**WORK ORDER**
Search the listing for the word "Résumé" and return each line that contains it.
[Start of Attachment]
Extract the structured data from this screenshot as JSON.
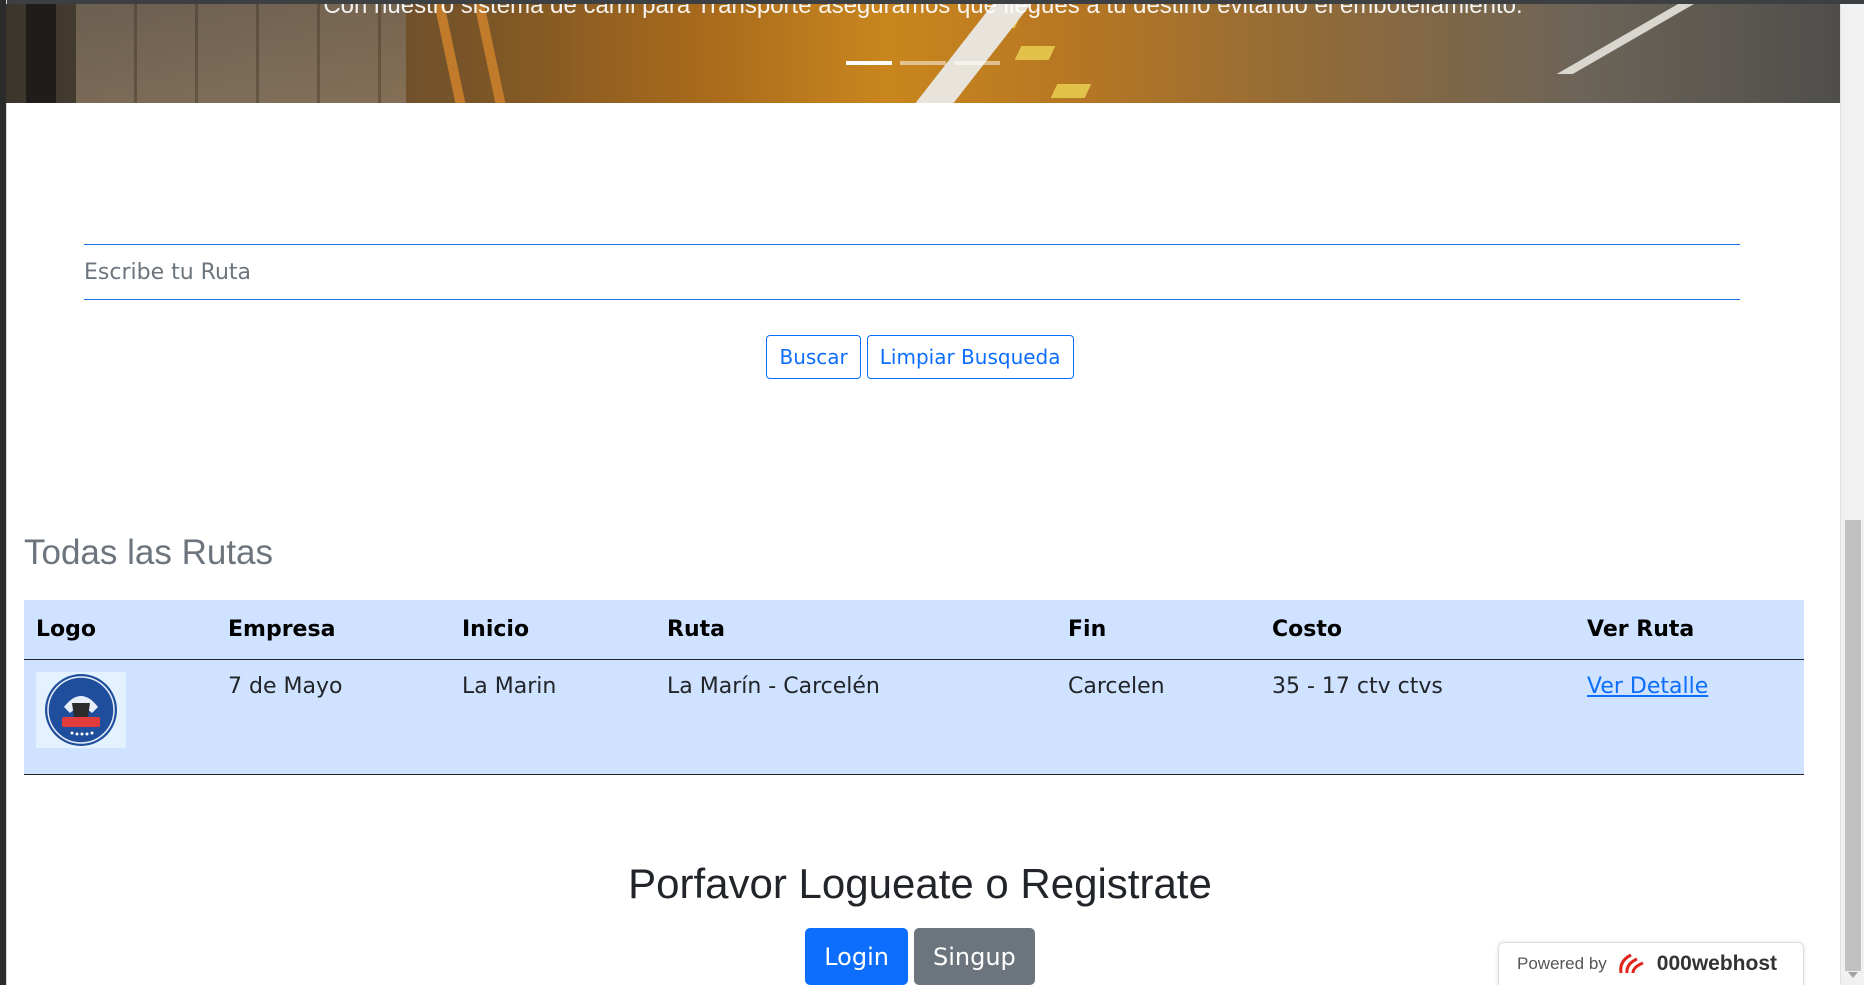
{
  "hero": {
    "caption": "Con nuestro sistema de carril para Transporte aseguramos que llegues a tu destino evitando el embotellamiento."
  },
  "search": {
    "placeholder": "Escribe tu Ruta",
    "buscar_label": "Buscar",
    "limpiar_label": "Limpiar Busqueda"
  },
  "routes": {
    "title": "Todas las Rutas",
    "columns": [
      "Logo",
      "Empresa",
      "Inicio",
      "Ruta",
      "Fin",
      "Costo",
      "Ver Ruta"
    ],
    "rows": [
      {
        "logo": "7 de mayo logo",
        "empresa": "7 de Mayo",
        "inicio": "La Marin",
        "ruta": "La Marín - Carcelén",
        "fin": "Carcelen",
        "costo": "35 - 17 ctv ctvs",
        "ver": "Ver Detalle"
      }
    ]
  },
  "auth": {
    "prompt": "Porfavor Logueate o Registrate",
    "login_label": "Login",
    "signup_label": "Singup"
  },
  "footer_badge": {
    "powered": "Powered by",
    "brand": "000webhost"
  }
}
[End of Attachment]
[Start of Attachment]
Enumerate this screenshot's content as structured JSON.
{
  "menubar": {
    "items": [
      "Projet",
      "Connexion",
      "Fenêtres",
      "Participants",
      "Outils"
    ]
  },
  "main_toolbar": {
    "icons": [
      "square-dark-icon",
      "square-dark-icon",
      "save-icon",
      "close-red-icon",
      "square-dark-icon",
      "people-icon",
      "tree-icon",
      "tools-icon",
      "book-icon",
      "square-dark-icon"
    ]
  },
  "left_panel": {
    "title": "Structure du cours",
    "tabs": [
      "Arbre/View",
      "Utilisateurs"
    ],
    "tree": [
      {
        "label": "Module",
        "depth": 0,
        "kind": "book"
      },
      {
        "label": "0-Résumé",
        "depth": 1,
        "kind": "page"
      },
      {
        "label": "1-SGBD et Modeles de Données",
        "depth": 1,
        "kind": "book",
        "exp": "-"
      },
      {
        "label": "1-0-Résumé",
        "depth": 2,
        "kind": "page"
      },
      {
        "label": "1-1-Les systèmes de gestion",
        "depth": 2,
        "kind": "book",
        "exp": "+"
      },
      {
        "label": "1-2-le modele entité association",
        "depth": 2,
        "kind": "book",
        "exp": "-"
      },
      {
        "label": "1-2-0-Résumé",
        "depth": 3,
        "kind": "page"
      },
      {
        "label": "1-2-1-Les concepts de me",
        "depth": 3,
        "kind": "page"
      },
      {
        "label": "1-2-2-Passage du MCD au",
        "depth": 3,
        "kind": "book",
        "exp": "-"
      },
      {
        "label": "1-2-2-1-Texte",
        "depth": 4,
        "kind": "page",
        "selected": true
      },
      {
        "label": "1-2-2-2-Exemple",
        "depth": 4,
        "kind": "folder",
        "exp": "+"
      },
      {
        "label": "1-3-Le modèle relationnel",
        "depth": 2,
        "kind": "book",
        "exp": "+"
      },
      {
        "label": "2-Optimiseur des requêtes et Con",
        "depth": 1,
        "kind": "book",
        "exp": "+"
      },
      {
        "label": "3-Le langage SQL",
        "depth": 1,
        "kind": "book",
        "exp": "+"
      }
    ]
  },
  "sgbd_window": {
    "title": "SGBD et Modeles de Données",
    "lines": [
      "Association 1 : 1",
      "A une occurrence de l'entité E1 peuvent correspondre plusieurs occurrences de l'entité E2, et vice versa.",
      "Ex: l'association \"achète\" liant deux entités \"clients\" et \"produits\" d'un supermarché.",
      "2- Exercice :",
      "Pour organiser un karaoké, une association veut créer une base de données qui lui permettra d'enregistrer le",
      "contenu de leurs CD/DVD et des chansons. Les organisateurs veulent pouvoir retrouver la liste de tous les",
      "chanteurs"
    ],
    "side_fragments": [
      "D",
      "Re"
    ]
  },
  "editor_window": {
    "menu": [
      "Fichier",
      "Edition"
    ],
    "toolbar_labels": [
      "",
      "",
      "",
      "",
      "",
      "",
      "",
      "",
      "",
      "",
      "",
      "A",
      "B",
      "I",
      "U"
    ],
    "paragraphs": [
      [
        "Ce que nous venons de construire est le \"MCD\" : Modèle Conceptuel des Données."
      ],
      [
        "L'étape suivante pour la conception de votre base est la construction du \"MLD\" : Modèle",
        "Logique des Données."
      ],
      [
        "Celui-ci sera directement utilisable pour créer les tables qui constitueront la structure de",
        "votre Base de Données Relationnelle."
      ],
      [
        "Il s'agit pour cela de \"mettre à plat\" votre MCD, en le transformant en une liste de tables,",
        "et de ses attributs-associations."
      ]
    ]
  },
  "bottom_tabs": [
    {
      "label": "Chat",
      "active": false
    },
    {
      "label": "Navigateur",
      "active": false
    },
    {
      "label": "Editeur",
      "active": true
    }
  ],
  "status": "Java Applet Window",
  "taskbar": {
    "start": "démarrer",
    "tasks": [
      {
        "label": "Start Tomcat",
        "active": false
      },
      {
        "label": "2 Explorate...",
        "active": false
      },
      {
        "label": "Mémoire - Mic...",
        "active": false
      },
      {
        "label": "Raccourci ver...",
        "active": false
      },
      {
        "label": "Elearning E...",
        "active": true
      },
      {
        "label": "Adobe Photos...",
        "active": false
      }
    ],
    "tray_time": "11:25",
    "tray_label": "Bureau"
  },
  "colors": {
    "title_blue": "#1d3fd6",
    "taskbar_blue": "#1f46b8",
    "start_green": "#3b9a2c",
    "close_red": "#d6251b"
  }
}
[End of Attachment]
**OUTPUT BELOW**
        "label": "0-Résumé",
        "label": "1-0-Résumé",
        "label": "1-2-0-Résumé",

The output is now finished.